The up-and-coming British artist is currently working on her debut EP, which is slated for a Fall release, and there are plans for a North American tour to support it but before that I think we’ll be hearing quite a bit more from her.

New Audio: Diplo and Mark Ronson Team Up For Soulful and Slickly Produced House Music

Born Thomas Wesley Pentz, Diplo is a prolific and acclaimed Los Angeles-based producer, DJ and electronic music artist. As a solo artist, he’s managed to see a fair degree of commercial success with 2013’s Revolution EP, which debuted at #68 on the US Billboard 200 — and the EP’s title track was later featured in a Hyundai ad campaign and on the WWE 2K16 soundtrack. Diplo is also known as the co-founder and lead member of the electronic dancehall project Major Lazer, and one-half of electronic music production and artist duo Jack U with Skrillex. And as a producer, the Los Angeles-based producer, DJ and electronic music artist has collaborated with M.I.A., Gwen Stefani, Die Antwoord, Britney Spears, Madonna, Shakira, Beyonce, No Doubt, Justin Bieber, Usher, Snoop Dogg, Tripe Redd, Chris Brown, CL. G-Dragon and Madonna. 

Mark Ronson is a London-born and-based multi-instrumentalist, DJ, singer/songwriter and producer and although his debut effort, 2003’s Here Comes the Fuzz failed to make the charts, his sophomore effort, 2007’s Version landed at number 2 on the UK charts, thanks to the fact that the album had three Top 10 singles — and as a result, he won a Brit Award for Best British Male Solo Artist. Building upon a growing profile, 2010’s Record Collection peaked at #2 on the UK Charts.

Ronson also won Grammy Awards for Producer of the Year, Non Classical, Best Pop Album and Record of the Year for his work on Amy Winehouse’s “Rehab” and Back to Black. He also produced “Cold Shoulder,” off Adele’s critically applauded and commercially successful debut 19. Now, unless you’ve been living in a remote Tibetan monastery in the Himalayas, Ronson’s first UK and US #1 single was his collaboration with Bruno Mars “Uptown Funk,” and as a result of the single’s massive commercial success, Ronson won the Brit Award for British Single of the Year, and Grammy Awards for Record of the Year and Best Pop Duo/Group Performance.

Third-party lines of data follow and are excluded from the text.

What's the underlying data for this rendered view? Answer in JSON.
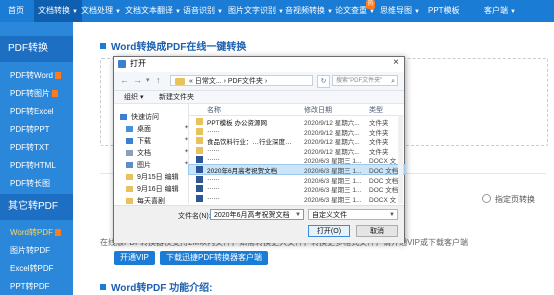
{
  "nav": {
    "items": [
      {
        "label": "首页",
        "caret": false
      },
      {
        "label": "文档转换",
        "caret": true,
        "active": true
      },
      {
        "label": "文档处理",
        "caret": true
      },
      {
        "label": "文档文本翻译",
        "caret": true
      },
      {
        "label": "语音识别",
        "caret": true
      },
      {
        "label": "图片文字识别",
        "caret": true
      },
      {
        "label": "音视频转换",
        "caret": true
      },
      {
        "label": "论文查重",
        "caret": true
      },
      {
        "label": "思维导图",
        "caret": true
      },
      {
        "label": "PPT模板",
        "caret": false
      },
      {
        "label": "客户端",
        "caret": true
      }
    ],
    "hot_badge": "热"
  },
  "sidebar": {
    "group1_title": "PDF转换",
    "group1_items": [
      "PDF转Word",
      "PDF转图片",
      "PDF转Excel",
      "PDF转PPT",
      "PDF转TXT",
      "PDF转HTML",
      "PDF转长图"
    ],
    "group2_title": "其它转PDF",
    "group2_items": [
      "Word转PDF",
      "图片转PDF",
      "Excel转PDF",
      "PPT转PDF"
    ]
  },
  "main": {
    "title": "Word转换成PDF在线一键转换",
    "radio_option": "指定页转换",
    "note": "在线版PDF转换器仅支持2M以内文件，如需转换更大文件，转换更多格式文件，请开通VIP或下载客户端",
    "btn_vip": "开通VIP",
    "btn_download": "下载迅捷PDF转换器客户端",
    "section2_title": "Word转PDF 功能介绍:"
  },
  "dialog": {
    "title": "打开",
    "close": "×",
    "breadcrumb": "« 日常文... › PDF文件夹 ›",
    "search_placeholder": "搜索\"PDF文件夹\"",
    "toolbar_organize": "组织 ▾",
    "toolbar_new_folder": "新建文件夹",
    "nav_items": [
      {
        "label": "快速访问",
        "icon": "star-icon",
        "color": "#3a7fd1"
      },
      {
        "label": "桌面",
        "icon": "desktop-icon",
        "color": "#4a90d9"
      },
      {
        "label": "下载",
        "icon": "download-icon",
        "color": "#3a7fd1"
      },
      {
        "label": "文档",
        "icon": "document-icon",
        "color": "#8aa0b8"
      },
      {
        "label": "图片",
        "icon": "picture-icon",
        "color": "#5a8fc8"
      },
      {
        "label": "9月15日 编辑",
        "icon": "folder-icon",
        "color": "#e8c25c"
      },
      {
        "label": "9月16日 编辑",
        "icon": "folder-icon",
        "color": "#e8c25c"
      },
      {
        "label": "每天喜剧",
        "icon": "folder-icon",
        "color": "#e8c25c"
      }
    ],
    "columns": {
      "name": "名称",
      "date": "修改日期",
      "type": "类型"
    },
    "files": [
      {
        "name": "PPT模板 办公资源网",
        "date": "2020/9/12 星期六...",
        "type": "文件夹",
        "icon": "folder-icon",
        "color": "#e8c25c",
        "selected": false
      },
      {
        "name": "……",
        "date": "2020/9/12 星期六...",
        "type": "文件夹",
        "icon": "folder-icon",
        "color": "#e8c25c",
        "selected": false
      },
      {
        "name": "食品饮料行业：…行业深度…",
        "date": "2020/9/12 星期六...",
        "type": "文件夹",
        "icon": "folder-icon",
        "color": "#e8c25c",
        "selected": false
      },
      {
        "name": "……",
        "date": "2020/9/12 星期六...",
        "type": "文件夹",
        "icon": "folder-icon",
        "color": "#e8c25c",
        "selected": false
      },
      {
        "name": "……",
        "date": "2020/6/3 星期三 1...",
        "type": "DOCX 文",
        "icon": "word-icon",
        "color": "#2b5797",
        "selected": false
      },
      {
        "name": "2020年6月高考祝贺文档",
        "date": "2020/6/3 星期三 1...",
        "type": "DOC 文档",
        "icon": "word-icon",
        "color": "#2b5797",
        "selected": true
      },
      {
        "name": "……",
        "date": "2020/6/3 星期三 1...",
        "type": "DOC 文档",
        "icon": "word-icon",
        "color": "#2b5797",
        "selected": false
      },
      {
        "name": "……",
        "date": "2020/6/3 星期三 1...",
        "type": "DOC 文档",
        "icon": "word-icon",
        "color": "#2b5797",
        "selected": false
      },
      {
        "name": "……",
        "date": "2020/6/3 星期三 1...",
        "type": "DOCX 文",
        "icon": "word-icon",
        "color": "#2b5797",
        "selected": false
      }
    ],
    "filename_label": "文件名(N):",
    "filename_value": "2020年6月高考祝贺文档",
    "filetype_value": "自定义文件",
    "open_button": "打开(O)",
    "cancel_button": "取消"
  },
  "colors": {
    "brand": "#1b7cd6",
    "sidebar": "#2b87da",
    "sidebar_active": "#ffd75c",
    "hot": "#ff7a1a"
  }
}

The London-born and-based producer, DJ, multi-instrumetanlist and singer/songwriter’s fourth full-length album Uptown Special was his first #1 album in the UK and peaked at #5. 

Ronson’s and Diplo’s collaboration together Silk City can trace its origins to the duo’s long-time friendship, a friendship that dates back to the early 2000s. Their debut single “Only Can Get Better,” featuring Daniel Merriweather was released earlier this year, ahead of their Governor’s Ball set, and they’ll be making several other appearances across the international festival circuit with sets at Bestival and Treasure Island Music Festival among others.  The duo’s second single “Feel About You,” which features Mapei is a slickly produced and soulful track with arpeggiated synths that subtly nods at Robin S’s “Show Me Love” — but with a clean, hyper modern sheen.